- Title: Bridge at Ipswich Date: circa 1905
- Medium: oil on canvas
- Dimensions: Height: 61.5 cm (24.2 ″); Width: 76.2 cm (30 ″)
- Collection: Museum of Fine Arts
One of the artists whose work I viewed at the Tacoma Art Museum last Friday is a little known Impressionist painter, Theodore Wendel. I had never heard of him and have had a difficult time finding information on him. By digging around, I was able to cobble together some of this very intriguing artist’s story.
Most of the photos that I shot with my cell phone while at the museum are not useful other than to identify the artists whose work I viewed. For that reason, I have returned to Wikimedia Commons to find a good example of his sterling work. Today’s image, Bridge at Ipswich, is a perfect example of his best work.
What I find interesting about this painting is how small the sky is and how large the bridge. Most plein air painters make the sky a prominent feature of their work. I like the way the land beyond the bridge dominates the painting, despite the size and solid feeling of the bridge.
About the Artist:
Theodore Wendel was born on July 19, 1857, in Midway, Ohio. He studied at the McMicken School of Design. In 1876 he traveled to Munich, where he enrolled in the Royal Academy. He associated with a group of artists, including Frank Duveneck. He studied at Duveneck’s school of art until returning to the US in 1882. In 1886 he went to Giverny, France, where he met and became close friends with Claude Monet.
Monet and the art of his circle impressed Wendel. He was one of the first artists to change their style from the heavier palette of classical realism to the lighter palette of Impressionism.

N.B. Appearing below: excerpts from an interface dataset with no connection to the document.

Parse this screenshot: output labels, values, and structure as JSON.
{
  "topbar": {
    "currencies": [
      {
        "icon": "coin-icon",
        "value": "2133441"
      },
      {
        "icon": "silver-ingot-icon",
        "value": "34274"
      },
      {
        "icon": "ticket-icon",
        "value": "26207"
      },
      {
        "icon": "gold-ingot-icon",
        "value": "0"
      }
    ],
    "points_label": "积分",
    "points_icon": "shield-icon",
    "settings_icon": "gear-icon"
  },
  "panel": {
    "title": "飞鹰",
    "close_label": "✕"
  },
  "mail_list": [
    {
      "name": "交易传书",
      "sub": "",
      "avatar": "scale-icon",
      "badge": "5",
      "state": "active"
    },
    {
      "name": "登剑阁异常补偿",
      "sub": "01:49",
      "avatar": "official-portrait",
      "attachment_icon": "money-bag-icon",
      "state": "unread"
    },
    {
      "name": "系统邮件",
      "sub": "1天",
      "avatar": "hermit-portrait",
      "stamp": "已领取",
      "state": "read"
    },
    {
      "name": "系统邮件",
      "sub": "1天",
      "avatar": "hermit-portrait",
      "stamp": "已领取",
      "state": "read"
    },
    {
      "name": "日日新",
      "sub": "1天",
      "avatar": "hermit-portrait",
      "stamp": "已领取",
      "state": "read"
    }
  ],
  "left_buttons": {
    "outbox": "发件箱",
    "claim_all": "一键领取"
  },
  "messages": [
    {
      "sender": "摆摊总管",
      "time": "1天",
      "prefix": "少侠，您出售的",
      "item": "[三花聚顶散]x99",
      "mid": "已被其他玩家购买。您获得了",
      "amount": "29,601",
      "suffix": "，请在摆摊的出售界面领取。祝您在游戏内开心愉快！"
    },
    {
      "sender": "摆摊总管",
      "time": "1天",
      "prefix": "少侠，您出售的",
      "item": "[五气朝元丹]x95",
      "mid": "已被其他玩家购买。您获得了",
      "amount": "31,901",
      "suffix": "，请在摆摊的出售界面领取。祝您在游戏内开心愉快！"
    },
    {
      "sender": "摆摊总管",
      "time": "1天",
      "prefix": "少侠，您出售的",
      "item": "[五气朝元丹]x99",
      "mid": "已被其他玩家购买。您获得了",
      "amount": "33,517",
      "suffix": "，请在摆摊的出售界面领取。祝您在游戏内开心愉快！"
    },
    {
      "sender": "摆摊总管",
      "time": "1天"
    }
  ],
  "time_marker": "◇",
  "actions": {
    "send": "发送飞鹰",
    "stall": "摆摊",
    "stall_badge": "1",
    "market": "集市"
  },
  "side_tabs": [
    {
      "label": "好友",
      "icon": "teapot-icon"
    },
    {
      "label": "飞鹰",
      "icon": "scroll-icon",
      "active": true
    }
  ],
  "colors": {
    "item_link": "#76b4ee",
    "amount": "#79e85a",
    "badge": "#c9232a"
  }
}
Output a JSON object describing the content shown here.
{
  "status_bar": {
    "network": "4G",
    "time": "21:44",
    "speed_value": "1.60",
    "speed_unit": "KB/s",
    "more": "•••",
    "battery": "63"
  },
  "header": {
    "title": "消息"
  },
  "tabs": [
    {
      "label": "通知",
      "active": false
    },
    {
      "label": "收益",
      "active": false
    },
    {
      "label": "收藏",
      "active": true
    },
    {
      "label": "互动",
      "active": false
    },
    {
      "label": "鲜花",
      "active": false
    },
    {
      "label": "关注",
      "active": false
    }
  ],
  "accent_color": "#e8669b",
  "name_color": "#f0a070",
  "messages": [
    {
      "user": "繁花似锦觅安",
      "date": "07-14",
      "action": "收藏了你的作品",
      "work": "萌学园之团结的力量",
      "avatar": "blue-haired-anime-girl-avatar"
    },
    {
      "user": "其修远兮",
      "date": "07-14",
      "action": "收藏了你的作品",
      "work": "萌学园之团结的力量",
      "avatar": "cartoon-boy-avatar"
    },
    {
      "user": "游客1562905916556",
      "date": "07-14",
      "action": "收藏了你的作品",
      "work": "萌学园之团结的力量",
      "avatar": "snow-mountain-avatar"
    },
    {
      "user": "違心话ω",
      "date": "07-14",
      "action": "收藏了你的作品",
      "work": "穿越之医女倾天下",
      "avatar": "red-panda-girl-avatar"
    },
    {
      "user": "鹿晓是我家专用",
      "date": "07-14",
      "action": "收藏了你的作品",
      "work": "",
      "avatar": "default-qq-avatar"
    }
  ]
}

He returned to America in 1889 and adapted this new influence to the landscape of New England. He taught at Cowles Art School and at Wellesley College until his marriage in 1897. He married one of his students, Philena Stone.
He and his wife purchased a farm in Ipswich. Both painting and the craft of managing his farm consumed him—he loved both occupations equally.
Unfortunately, after an infection in the jaw in 1917, Wendel was mostly unable to paint until his death in 1932.
Credits and Attributions:
Wikimedia Commons contributors, “File:Theodore M. Wendel – Bridge at Ipswich – 1978.179 – Museum of Fine Arts.jpg,” Wikimedia Commons, the free media repository, https://commons.wikimedia.org/w/index.php?title=File:Theodore_M._Wendel_-_Bridge_at_Ipswich_-_1978.179_-_Museum_of_Fine_Arts.jpg&oldid=358706162 (accessed January 10, 2020).
Most of the information for this article was gleaned from Theodore Wendel, an American impressionist, 1859-1932, by John I.H, Baur.
I also found information on Wendel at the Vose Galleries website, Theodore Wendel, 1859 – 1932.